Batman Arkham Knight allocated up to 3.4GB of VRAM using the high quality settings though do note that the GameWorks options were disabled. The 2GB model did provide slightly slower performance though it has to be said I honestly couldn’t tell a difference between the two models here. Although slower the 2GB model didn’t appear to suffer an stuttering issues.
Finally we have Doom and this game is in no way 2GBs of VRAM friendly, note frame time results aren’t included here due to the way I have to test on the Vulkan API. Although the experience on the 2GB card wasn’t horrible as the frame rate never dipped below 31 fps it wasn’t nearly as smooth as it was on the 4GB model. In fact the 4GB version was almost 50% faster when comparing the average frame rates and more than twice as fast when looking at the minimums.
This is a shocking performance variation, especially given the game never called for more than 3.1GB’s of VRAM. It is worth noting that by lowering the shadow quality to its lowest value the average frame rate of the 2GB card jumped up to 66 fps with a 61 fps minimum.
So what can we conclude based on these results? Well a good number of things really. Something I would like to point of right off the bat is the fact that I did test using a high-end Core i7 test system and while the results are valid I almost regret this decision now.

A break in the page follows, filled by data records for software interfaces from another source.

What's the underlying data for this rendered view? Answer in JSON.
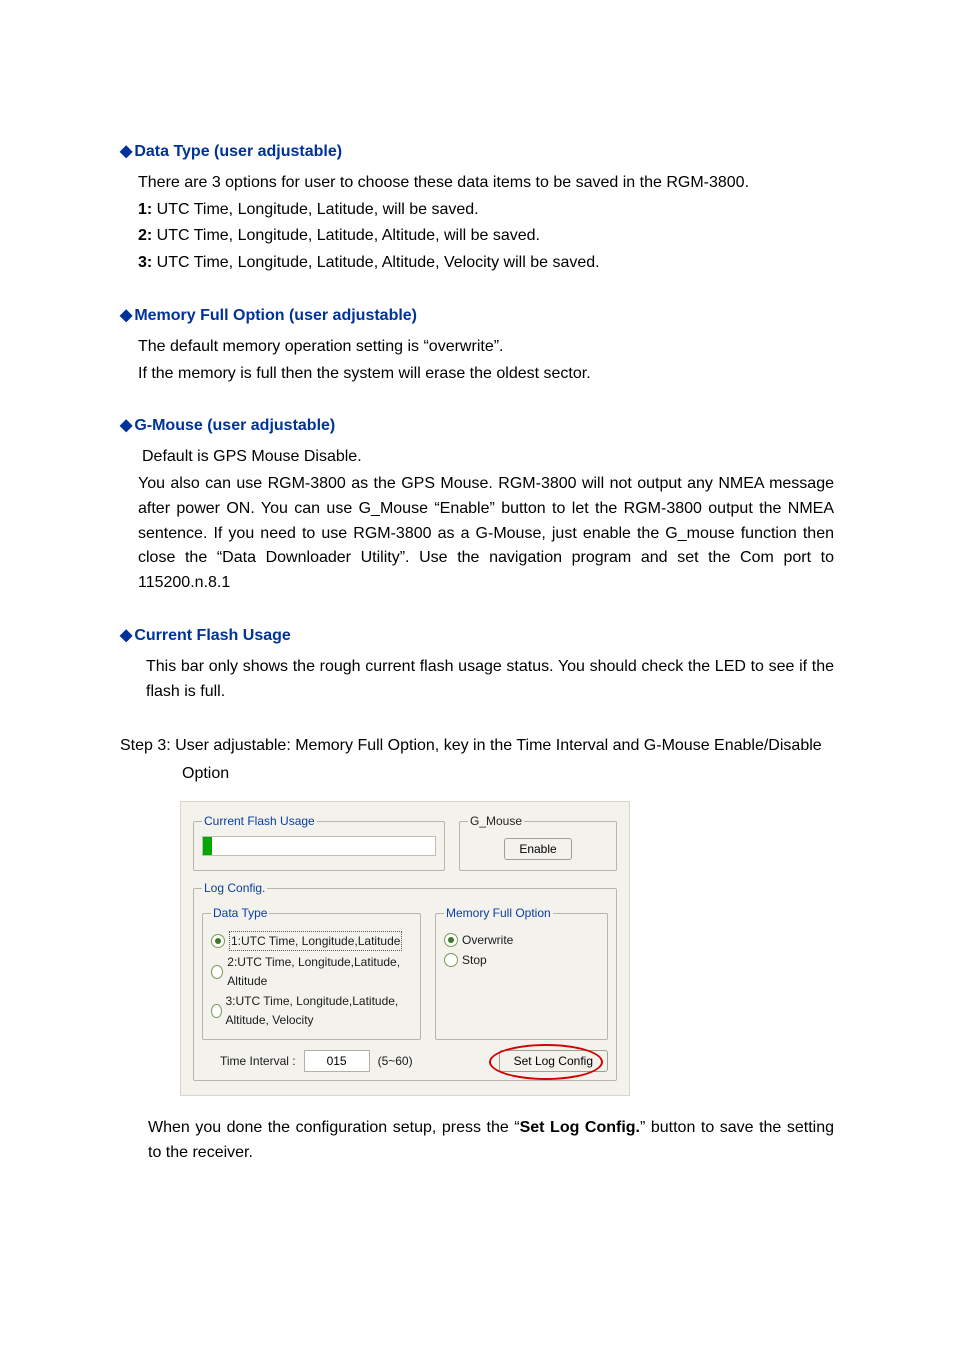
{
  "sections": {
    "dataType": {
      "heading": "Data Type (user adjustable)",
      "p1": "There are 3 options for user to choose these data items to be saved in the RGM-3800.",
      "l1a": "1:",
      "l1b": " UTC Time, Longitude, Latitude, will be saved.",
      "l2a": "2:",
      "l2b": " UTC Time, Longitude, Latitude, Altitude, will be saved.",
      "l3a": "3:",
      "l3b": " UTC Time, Longitude, Latitude, Altitude, Velocity will be saved."
    },
    "memFull": {
      "heading": "Memory Full Option (user adjustable)",
      "p1": "The default memory operation setting is “overwrite”.",
      "p2": "If the memory is full then the system will erase the oldest sector."
    },
    "gmouse": {
      "heading": "G-Mouse (user adjustable)",
      "p1": "Default is GPS Mouse Disable.",
      "p2": "You also can use RGM-3800 as the GPS Mouse. RGM-3800 will not output any NMEA message after power ON. You can use G_Mouse “Enable” button to let the RGM-3800 output the NMEA sentence. If you need to use RGM-3800 as a G-Mouse, just enable the G_mouse function then close the “Data Downloader Utility”. Use the navigation program and set the Com port to 115200.n.8.1"
    },
    "flash": {
      "heading": "Current Flash Usage",
      "p1": "This bar only shows the rough current flash usage status. You should check the LED to see if the flash is full."
    },
    "step3": "Step 3: User adjustable: Memory Full Option, key in the Time Interval and G-Mouse Enable/Disable Option",
    "afterDialog": {
      "pre": "When you done the configuration setup, press the “",
      "bold": "Set Log Config.",
      "post": "” button to save the setting to the receiver."
    }
  },
  "dialog": {
    "flashLegend": "Current Flash Usage",
    "gmouseLegend": "G_Mouse",
    "enableBtn": "Enable",
    "logLegend": "Log Config.",
    "dataTypeLegend": "Data Type",
    "memLegend": "Memory Full Option",
    "dt1": "1:UTC Time, Longitude,Latitude",
    "dt2": "2:UTC Time, Longitude,Latitude, Altitude",
    "dt3": "3:UTC Time, Longitude,Latitude, Altitude, Velocity",
    "mem1": "Overwrite",
    "mem2": "Stop",
    "timeLabel": "Time Interval :",
    "timeValue": "015",
    "timeRange": "(5~60)",
    "setLog": "Set Log Config"
  }
}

The impact of having to swap data out of the VRAM to the system RAM or pagefile is lessened when using a high-end system, complete with high clocked DDR4 memory and SSD storage.

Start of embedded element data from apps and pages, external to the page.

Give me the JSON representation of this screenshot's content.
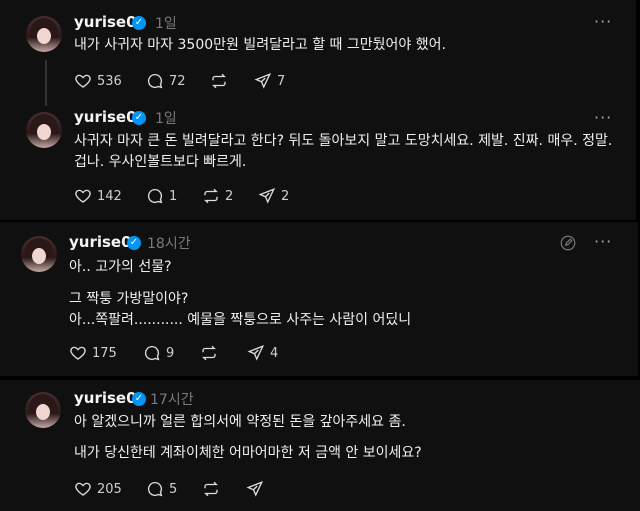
{
  "posts": [
    {
      "username": "yurise0",
      "time": "1일",
      "lines": [
        "내가 사귀자 마자 3500만원 빌려달라고 할 때 그만뒀어야 했어."
      ],
      "likes": "536",
      "comments": "72",
      "reposts": "",
      "shares": "7"
    },
    {
      "username": "yurise0",
      "time": "1일",
      "lines": [
        "사귀자 마자 큰 돈 빌려달라고 한다? 뒤도 돌아보지 말고 도망치세요. 제발. 진짜. 매우. 정말.",
        "겁나. 우사인볼트보다 빠르게."
      ],
      "likes": "142",
      "comments": "1",
      "reposts": "2",
      "shares": "2"
    },
    {
      "username": "yurise0",
      "time": "18시간",
      "lines": [
        "아.. 고가의 선물?",
        "그 짝퉁 가방말이야?",
        "아...쪽팔려........... 예물을 짝퉁으로 사주는 사람이 어딨니"
      ],
      "likes": "175",
      "comments": "9",
      "reposts": "",
      "shares": "4"
    },
    {
      "username": "yurise0",
      "time": "17시간",
      "lines": [
        "아 알겠으니까 얼른 합의서에 약정된 돈을 갚아주세요 좀.",
        "내가 당신한테 계좌이체한 어마어마한 저 금액 안 보이세요?"
      ],
      "likes": "205",
      "comments": "5",
      "reposts": "",
      "shares": ""
    }
  ],
  "verified_mark": "✓",
  "more_glyph": "···",
  "colors": {
    "accent": "#0095f6",
    "background": "#101010",
    "muted": "#7a7a7a"
  }
}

Therefore while still valid, I am keen to re-create this comparison in my Core i3 test rig, to see if the results change much. This is something I plan to do over the next week and if the results are different, expect a follow up video.
With that little disclaimer out of the way, what did we find? Regardless of the test system used what we can walk away knowing is that for the most part the RX 460 is going to deliver the exact same performance with either 2GB or 4GB of VRAM, in over 90% of the games out there.

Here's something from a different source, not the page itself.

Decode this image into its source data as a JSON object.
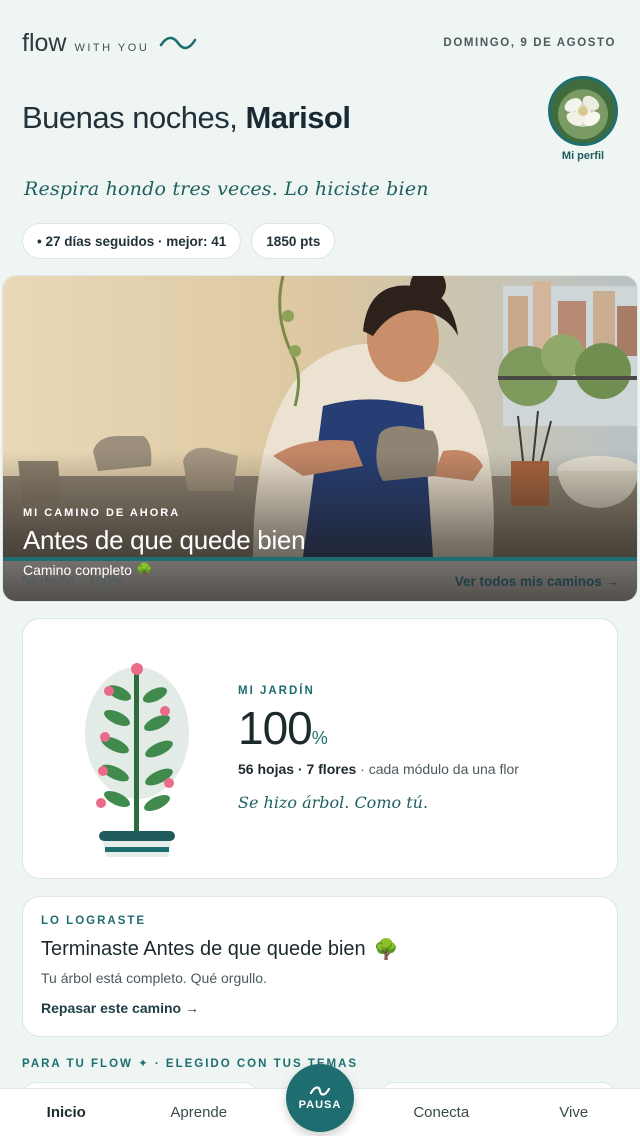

Games such as The Witcher 3, Mirror’s Edge Catalyst, Overwatch, Rise of the Tomb Raider, Grand Theft Auto V, Tom Clancy’s The Division, Far Cry Primal, Batman Arkham Knight and Star Wars Battlefront for example all played exactly the same on both the 2GB and 4GB RX 460 models.
Most of these games were tested with the average frame rate well below 60fps. This means those targeting 60fps with even lower quality visuals certainly won’t find a performance difference between these cards.
Middle-earth Shadow of Mordor and Assassin’s Creed Syndicate are examples of games that do see a slight performance advantage in favor of the larger 4GB card, though both were tested with averages south of 60fps and in neither case was the 2GB model noticeably slower.
In fact the only exception through my testing was Doom. This game looks to require at least a 3GB frame buffer for optimal performance. Though I should point out that the 2GB RX 460 was still able to deliver playable performance and with a few tweaks was able to maintain over 60 fps at 1080p, so this is hardly a deal breaker.
Given the data at hand I find it very difficult to recommend the 4GB RX 460 to anyone… it just seems like a waste of money. For a little extra cash, we are talking around $40 US here, you can land yourself a considerably more powerful graphics card in the RX 470.
AMD is targeting eSports gamers with the RX 460 and if you find yourself predominantly playing titles such as Counter Strike Global Offensive, Rocket League, Dota 2 and Overwatch for example, then without question get the 2GB model.
As for future proofing I personally don’t subscribe to that theory. If you’re buying a sub-$200 graphics card for it to last generation after generation, then your standards aren’t particularly high to begin with. By that I mean you’d have no problem reducing a few quality settings to achieve playable performance down the track.
Spending 20% more now, to enjoy almost no performance advantage simply doesn’t make sense to me. I can’t imagine the logic behind spending at least $30 more on what would otherwise be a $110 graphics card to gain potentially nothing. Put that $30 in the bank, it will come in handy in a year or two’s time for that next GPU upgrade. Anyway that’s how I view this situation. Tell me, do you agree or am I bonkers? Let me know in the comments.